- [WORK INSTRUCTION] If a line below contains the string "threes", copy it out.

(Items from a data source)
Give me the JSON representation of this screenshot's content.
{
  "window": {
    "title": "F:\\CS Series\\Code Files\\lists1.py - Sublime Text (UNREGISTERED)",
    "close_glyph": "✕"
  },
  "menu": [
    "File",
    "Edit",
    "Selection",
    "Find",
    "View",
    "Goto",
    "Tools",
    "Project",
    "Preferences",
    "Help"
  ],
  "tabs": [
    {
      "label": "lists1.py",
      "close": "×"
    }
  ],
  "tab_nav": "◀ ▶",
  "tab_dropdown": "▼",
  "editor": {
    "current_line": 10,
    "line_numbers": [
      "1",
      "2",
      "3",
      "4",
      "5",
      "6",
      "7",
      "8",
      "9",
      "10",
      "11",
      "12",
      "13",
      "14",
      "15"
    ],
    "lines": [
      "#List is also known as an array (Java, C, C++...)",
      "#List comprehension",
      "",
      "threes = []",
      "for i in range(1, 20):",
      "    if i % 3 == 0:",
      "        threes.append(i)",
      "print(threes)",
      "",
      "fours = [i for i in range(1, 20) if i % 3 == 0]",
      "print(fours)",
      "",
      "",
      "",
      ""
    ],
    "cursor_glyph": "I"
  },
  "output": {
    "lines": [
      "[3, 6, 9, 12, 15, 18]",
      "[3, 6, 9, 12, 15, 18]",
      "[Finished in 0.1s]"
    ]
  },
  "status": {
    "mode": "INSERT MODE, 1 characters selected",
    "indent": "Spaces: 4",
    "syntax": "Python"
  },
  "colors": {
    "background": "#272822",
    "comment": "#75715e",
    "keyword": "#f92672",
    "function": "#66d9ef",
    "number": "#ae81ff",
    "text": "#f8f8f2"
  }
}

- [SOLUTION TO THIS EXERCISE]
      "threes = []",
      "        threes.append(i)",
      "print(threes)",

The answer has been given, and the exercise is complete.